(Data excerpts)

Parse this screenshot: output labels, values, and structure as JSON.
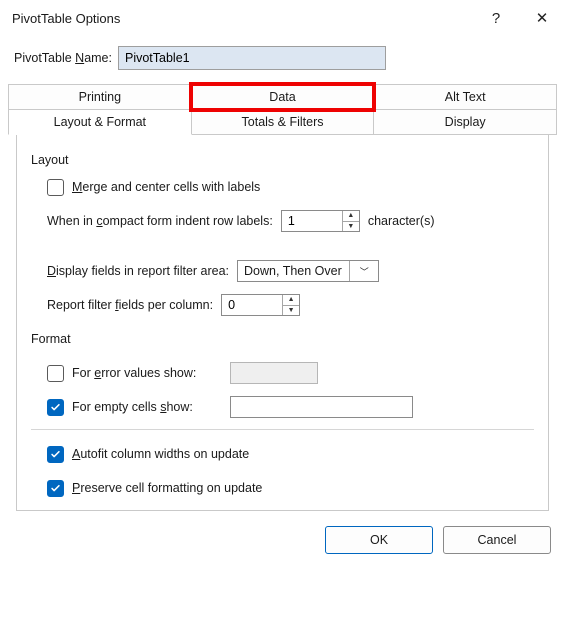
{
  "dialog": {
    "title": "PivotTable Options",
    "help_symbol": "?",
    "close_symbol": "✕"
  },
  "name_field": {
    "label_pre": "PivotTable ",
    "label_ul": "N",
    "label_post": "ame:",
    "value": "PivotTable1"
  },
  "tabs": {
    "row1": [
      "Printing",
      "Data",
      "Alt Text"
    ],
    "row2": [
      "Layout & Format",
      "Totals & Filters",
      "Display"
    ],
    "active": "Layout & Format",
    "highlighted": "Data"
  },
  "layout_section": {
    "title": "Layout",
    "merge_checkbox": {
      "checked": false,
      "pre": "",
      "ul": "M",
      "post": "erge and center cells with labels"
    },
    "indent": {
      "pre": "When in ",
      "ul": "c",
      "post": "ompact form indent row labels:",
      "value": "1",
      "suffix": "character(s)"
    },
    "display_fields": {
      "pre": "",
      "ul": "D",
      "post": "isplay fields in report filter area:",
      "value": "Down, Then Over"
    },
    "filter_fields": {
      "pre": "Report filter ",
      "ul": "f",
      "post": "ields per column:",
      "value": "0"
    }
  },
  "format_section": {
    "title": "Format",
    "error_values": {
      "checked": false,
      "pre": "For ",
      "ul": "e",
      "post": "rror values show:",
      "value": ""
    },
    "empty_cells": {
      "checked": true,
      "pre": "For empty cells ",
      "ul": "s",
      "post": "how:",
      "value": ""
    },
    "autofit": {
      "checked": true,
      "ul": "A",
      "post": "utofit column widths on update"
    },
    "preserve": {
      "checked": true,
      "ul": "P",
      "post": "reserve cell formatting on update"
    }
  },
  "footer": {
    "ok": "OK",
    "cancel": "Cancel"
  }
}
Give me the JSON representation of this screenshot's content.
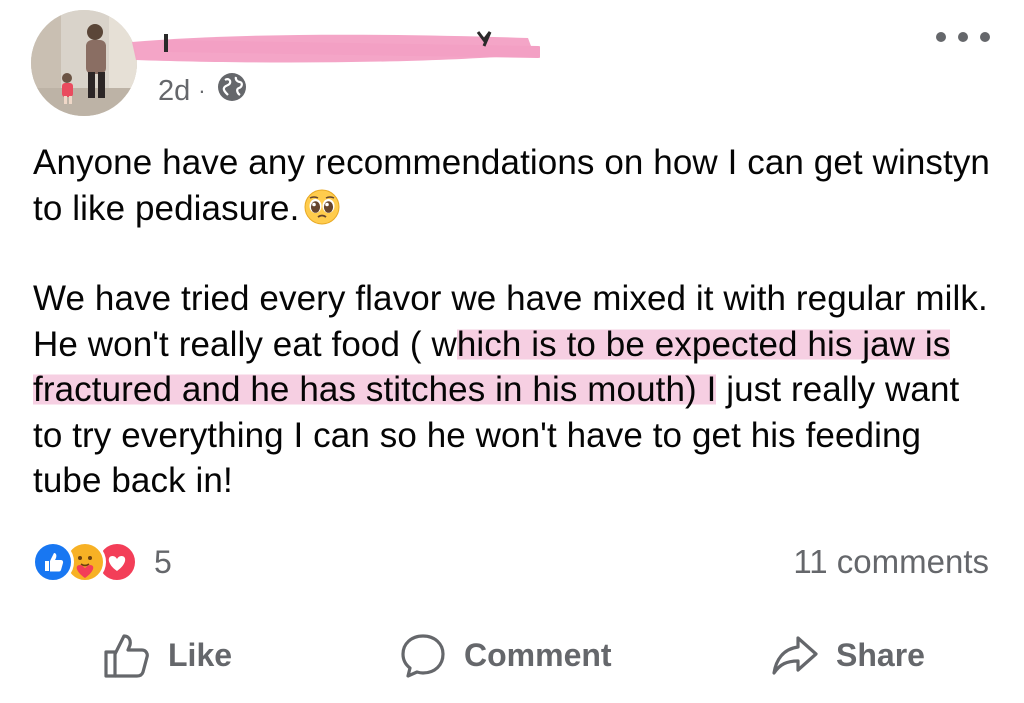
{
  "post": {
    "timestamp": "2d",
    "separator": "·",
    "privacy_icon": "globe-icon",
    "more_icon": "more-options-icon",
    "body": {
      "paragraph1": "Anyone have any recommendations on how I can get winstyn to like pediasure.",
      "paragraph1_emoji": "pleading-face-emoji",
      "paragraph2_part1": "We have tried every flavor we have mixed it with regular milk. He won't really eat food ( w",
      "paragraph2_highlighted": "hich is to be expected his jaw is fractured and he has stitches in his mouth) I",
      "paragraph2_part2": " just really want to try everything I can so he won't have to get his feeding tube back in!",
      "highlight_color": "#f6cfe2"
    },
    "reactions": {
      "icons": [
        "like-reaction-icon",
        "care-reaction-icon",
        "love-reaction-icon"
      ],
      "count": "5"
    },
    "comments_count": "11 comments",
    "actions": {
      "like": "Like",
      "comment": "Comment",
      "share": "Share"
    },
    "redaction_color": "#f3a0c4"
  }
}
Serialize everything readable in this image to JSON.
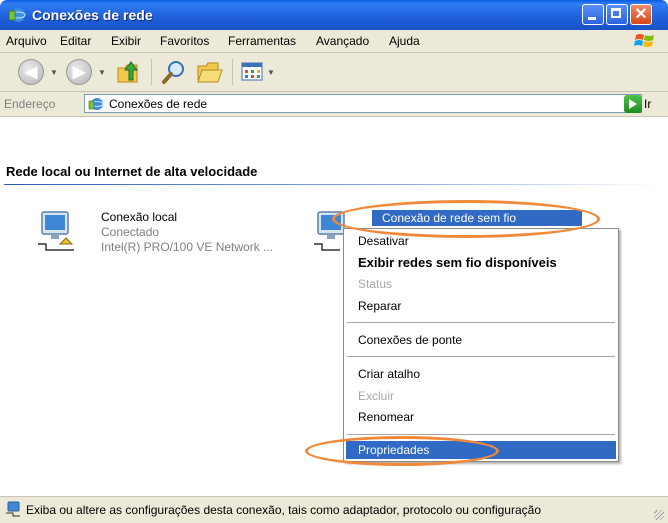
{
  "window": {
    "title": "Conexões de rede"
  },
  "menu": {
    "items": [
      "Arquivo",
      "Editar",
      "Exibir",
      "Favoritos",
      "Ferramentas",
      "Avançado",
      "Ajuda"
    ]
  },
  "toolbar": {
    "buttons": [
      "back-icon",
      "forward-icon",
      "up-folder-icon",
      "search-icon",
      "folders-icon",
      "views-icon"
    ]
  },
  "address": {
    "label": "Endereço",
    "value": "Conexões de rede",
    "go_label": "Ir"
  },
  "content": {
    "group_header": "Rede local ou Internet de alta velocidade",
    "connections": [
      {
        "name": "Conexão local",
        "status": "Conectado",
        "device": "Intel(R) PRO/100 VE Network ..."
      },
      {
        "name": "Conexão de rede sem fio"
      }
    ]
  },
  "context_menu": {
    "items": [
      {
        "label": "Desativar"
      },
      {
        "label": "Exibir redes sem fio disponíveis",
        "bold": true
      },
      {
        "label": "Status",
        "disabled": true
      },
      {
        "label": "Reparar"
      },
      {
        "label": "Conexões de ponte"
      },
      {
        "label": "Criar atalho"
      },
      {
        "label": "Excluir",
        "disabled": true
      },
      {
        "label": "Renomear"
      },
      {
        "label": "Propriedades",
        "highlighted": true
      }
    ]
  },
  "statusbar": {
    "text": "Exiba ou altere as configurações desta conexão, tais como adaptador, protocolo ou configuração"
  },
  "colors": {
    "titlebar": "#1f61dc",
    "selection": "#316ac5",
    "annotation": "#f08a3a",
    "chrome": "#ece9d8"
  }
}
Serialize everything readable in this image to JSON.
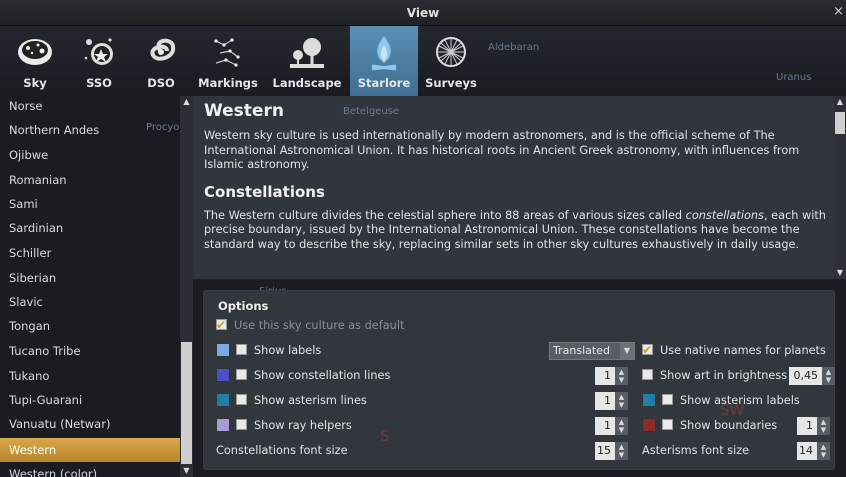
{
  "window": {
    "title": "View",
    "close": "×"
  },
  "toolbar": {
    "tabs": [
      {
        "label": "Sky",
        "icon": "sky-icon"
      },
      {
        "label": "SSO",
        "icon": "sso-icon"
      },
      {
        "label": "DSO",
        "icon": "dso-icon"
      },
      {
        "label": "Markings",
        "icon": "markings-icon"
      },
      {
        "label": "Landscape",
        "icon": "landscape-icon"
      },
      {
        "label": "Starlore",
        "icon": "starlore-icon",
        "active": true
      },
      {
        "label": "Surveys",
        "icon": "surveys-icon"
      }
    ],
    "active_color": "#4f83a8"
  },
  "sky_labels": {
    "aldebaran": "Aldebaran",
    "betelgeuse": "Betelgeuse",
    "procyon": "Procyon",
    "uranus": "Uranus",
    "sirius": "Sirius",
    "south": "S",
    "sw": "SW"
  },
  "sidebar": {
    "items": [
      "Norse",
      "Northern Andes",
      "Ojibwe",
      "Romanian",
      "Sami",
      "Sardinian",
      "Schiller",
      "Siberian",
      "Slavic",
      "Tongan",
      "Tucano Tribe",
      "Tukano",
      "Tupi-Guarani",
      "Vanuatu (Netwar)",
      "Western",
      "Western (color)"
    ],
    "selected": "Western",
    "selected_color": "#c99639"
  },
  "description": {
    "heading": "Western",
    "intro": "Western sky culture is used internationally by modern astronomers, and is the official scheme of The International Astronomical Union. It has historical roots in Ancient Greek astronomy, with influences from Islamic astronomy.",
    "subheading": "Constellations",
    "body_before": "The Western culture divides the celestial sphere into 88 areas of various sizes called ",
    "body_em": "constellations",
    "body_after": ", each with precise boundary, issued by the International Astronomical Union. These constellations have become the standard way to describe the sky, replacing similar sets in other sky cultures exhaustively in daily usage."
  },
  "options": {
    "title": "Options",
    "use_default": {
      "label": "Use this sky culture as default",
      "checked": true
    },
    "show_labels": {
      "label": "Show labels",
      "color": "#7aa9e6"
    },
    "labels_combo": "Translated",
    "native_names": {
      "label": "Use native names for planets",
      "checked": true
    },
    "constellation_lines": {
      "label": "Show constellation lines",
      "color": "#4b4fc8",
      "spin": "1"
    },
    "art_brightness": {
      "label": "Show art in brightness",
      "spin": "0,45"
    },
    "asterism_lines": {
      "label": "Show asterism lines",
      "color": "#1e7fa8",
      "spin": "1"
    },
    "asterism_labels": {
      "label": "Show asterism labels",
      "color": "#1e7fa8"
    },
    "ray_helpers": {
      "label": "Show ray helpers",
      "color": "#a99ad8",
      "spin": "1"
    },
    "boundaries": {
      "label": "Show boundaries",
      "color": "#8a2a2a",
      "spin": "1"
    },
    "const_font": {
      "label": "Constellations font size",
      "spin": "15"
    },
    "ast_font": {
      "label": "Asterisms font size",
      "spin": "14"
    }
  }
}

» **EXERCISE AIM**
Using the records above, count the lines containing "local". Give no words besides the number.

» **EXERCISE RESPONSE**
2